Quin Blanding (S, Virginia) – 80

Blanding has prototypical size and range for an NFL free safety.  Virginia plays him most often in the deep, centre-field role, although he is also comfortable in Cover 2.  He is very adept in zone coverage, where he identifies threats smoothly and rapidly.  Virginia does not ask him to do much by the way of man coverage but, when he does, he looks comfortable matched up with TEs and WRs alike.  His ball skills are just OK, I feel; for a player with his range, in his position, you would like to see more interceptions and there are times when he will misjudge the ball completely.  In run support, he is very reliable.  No one is going to mistake him for Landon Collins or Keanu Neal as a tackler but he doesn’t miss many either – he wraps up consistently and is technically sound.  I don’t see Blanding as a difference maker in the NFL but, if he were your starting free safety, he certainly wouldn’t be a liability.  As such, I have a mid Day-2 grade on him at this stage of the process.

Derwin James (S, Florida State) – 98

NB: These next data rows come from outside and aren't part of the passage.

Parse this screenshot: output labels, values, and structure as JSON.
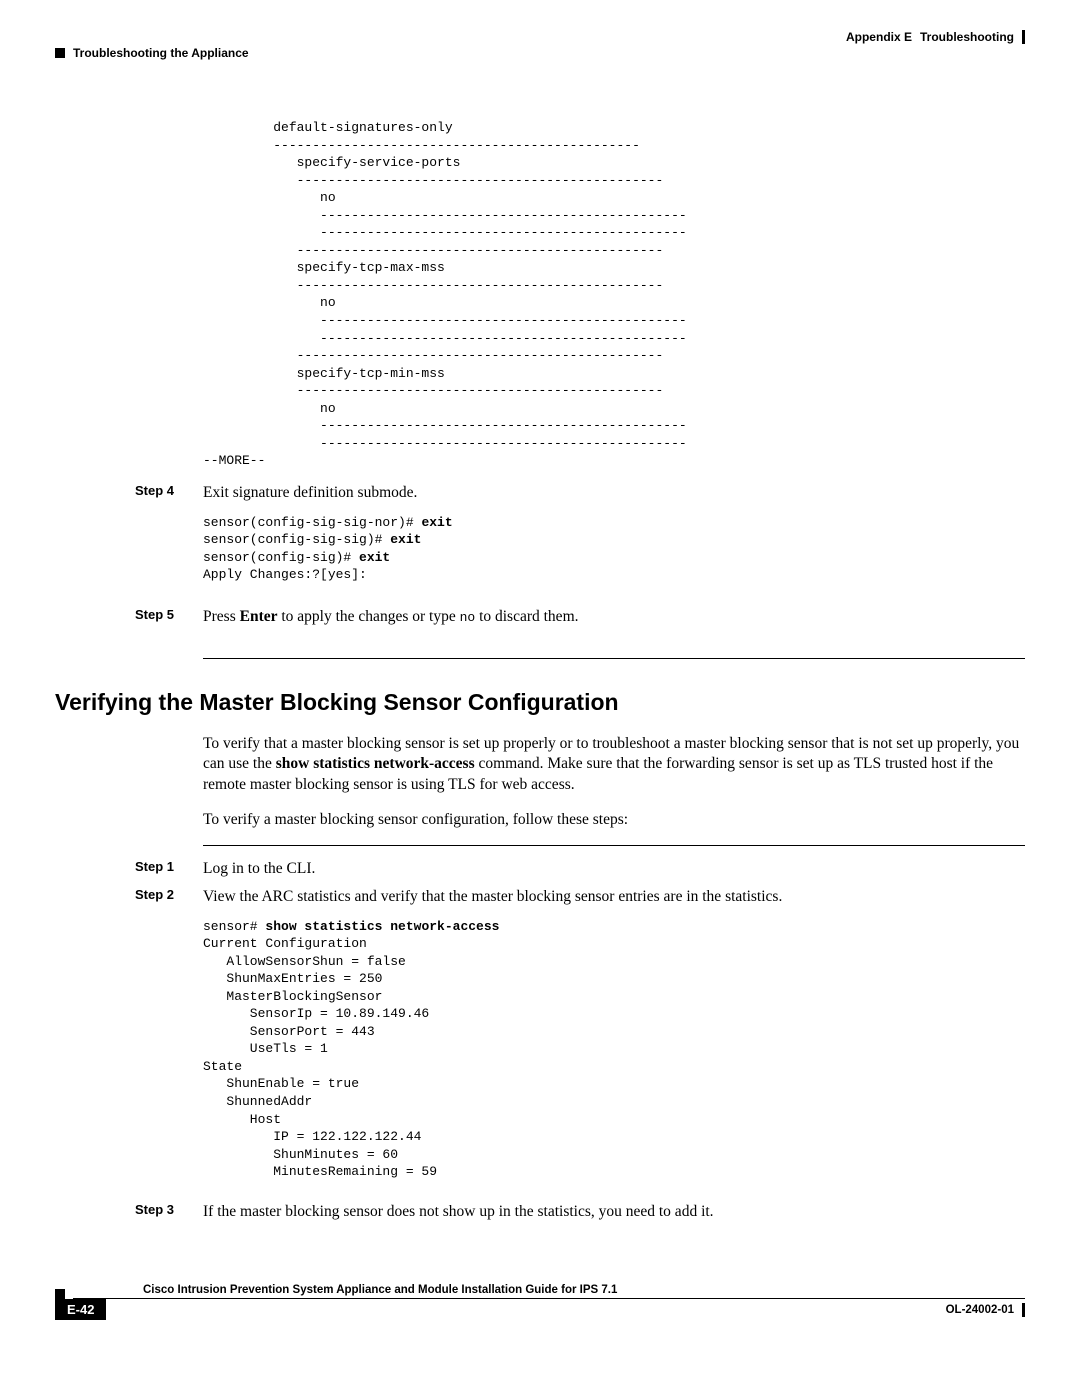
{
  "header": {
    "appendix": "Appendix E",
    "chapter": "Troubleshooting",
    "section": "Troubleshooting the Appliance"
  },
  "code_block_1": "         default-signatures-only\n         -----------------------------------------------\n            specify-service-ports\n            -----------------------------------------------\n               no\n               -----------------------------------------------\n               -----------------------------------------------\n            -----------------------------------------------\n            specify-tcp-max-mss\n            -----------------------------------------------\n               no\n               -----------------------------------------------\n               -----------------------------------------------\n            -----------------------------------------------\n            specify-tcp-min-mss\n            -----------------------------------------------\n               no\n               -----------------------------------------------\n               -----------------------------------------------\n--MORE--",
  "steps_a": {
    "step4": {
      "label": "Step 4",
      "text": "Exit signature definition submode.",
      "code_prefix1": "sensor(config-sig-sig-nor)# ",
      "code_bold1": "exit",
      "code_prefix2": "sensor(config-sig-sig)# ",
      "code_bold2": "exit",
      "code_prefix3": "sensor(config-sig)# ",
      "code_bold3": "exit",
      "code_line4": "Apply Changes:?[yes]:"
    },
    "step5": {
      "label": "Step 5",
      "pre": "Press ",
      "enter": "Enter",
      "mid": " to apply the changes or type ",
      "no": "no",
      "post": " to discard them."
    }
  },
  "section_heading": "Verifying the Master Blocking Sensor Configuration",
  "para1_a": "To verify that a master blocking sensor is set up properly or to troubleshoot a master blocking sensor that is not set up properly, you can use the ",
  "para1_bold": "show statistics network-access",
  "para1_b": " command. Make sure that the forwarding sensor is set up as TLS trusted host if the remote master blocking sensor is using TLS for web access.",
  "para2": "To verify a master blocking sensor configuration, follow these steps:",
  "steps_b": {
    "step1": {
      "label": "Step 1",
      "text": "Log in to the CLI."
    },
    "step2": {
      "label": "Step 2",
      "text": "View the ARC statistics and verify that the master blocking sensor entries are in the statistics.",
      "code_prefix": "sensor# ",
      "code_bold": "show statistics network-access",
      "code_rest": "Current Configuration\n   AllowSensorShun = false\n   ShunMaxEntries = 250\n   MasterBlockingSensor\n      SensorIp = 10.89.149.46\n      SensorPort = 443\n      UseTls = 1\nState\n   ShunEnable = true\n   ShunnedAddr\n      Host\n         IP = 122.122.122.44\n         ShunMinutes = 60\n         MinutesRemaining = 59"
    },
    "step3": {
      "label": "Step 3",
      "text": "If the master blocking sensor does not show up in the statistics, you need to add it."
    }
  },
  "footer": {
    "title": "Cisco Intrusion Prevention System Appliance and Module Installation Guide for IPS 7.1",
    "page": "E-42",
    "docid": "OL-24002-01"
  }
}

Derwin James is a simply outstanding prospect.  The thing that stands out most for me is his versatility as a safety; whether he’s blitzing, filling in against the run, covering TEs close to the line of scrimmage or playing the deep ball, he does it with remarkable aplomb.  He appears to be playing, at times, at a different speed to everyone else on the field and I can only imagine how intimidating it must be for a RB or TE to see #3 roaming the defensive backfield, like a lion with its eye on a gazelle.  He is one of those players for whom an offensive co-ordinator has to account on every play and there are really very few flaws in his game.  I particularly enjoy watching him blitz – he has great size for a safety (6-3, 210) but, even so, there is no way he should be able to run through Power 5 offensive linemen the way that he can; as an example, look at how ,as a true freshman, he split the LG and LT of North Carolina State in 2015 (6:37, 3rd Quarter).  When he gets home, he wreaks absolute havoc; see, again in 2015, his sack of Lamar Jackson and forced fumble ( 4:59, 3rd Quarter).  Just occasionally, he is overly reliant on his physicality to make a tackle and will not wrap up effectively; this is, however, a minor quibble as, for the most part, his tackling is both powerful and dependable.  He also had to redshirt the 2016 season, having torn his meniscus in Week 2 of 2016, and it will be important for him to show that he has lost none of his explosiveness.  These are my only two caveats – otherwise, I would have considered giving him 100/100.  Needless to say, therefore, James is, for me, one of the very top players in the 2018 draft.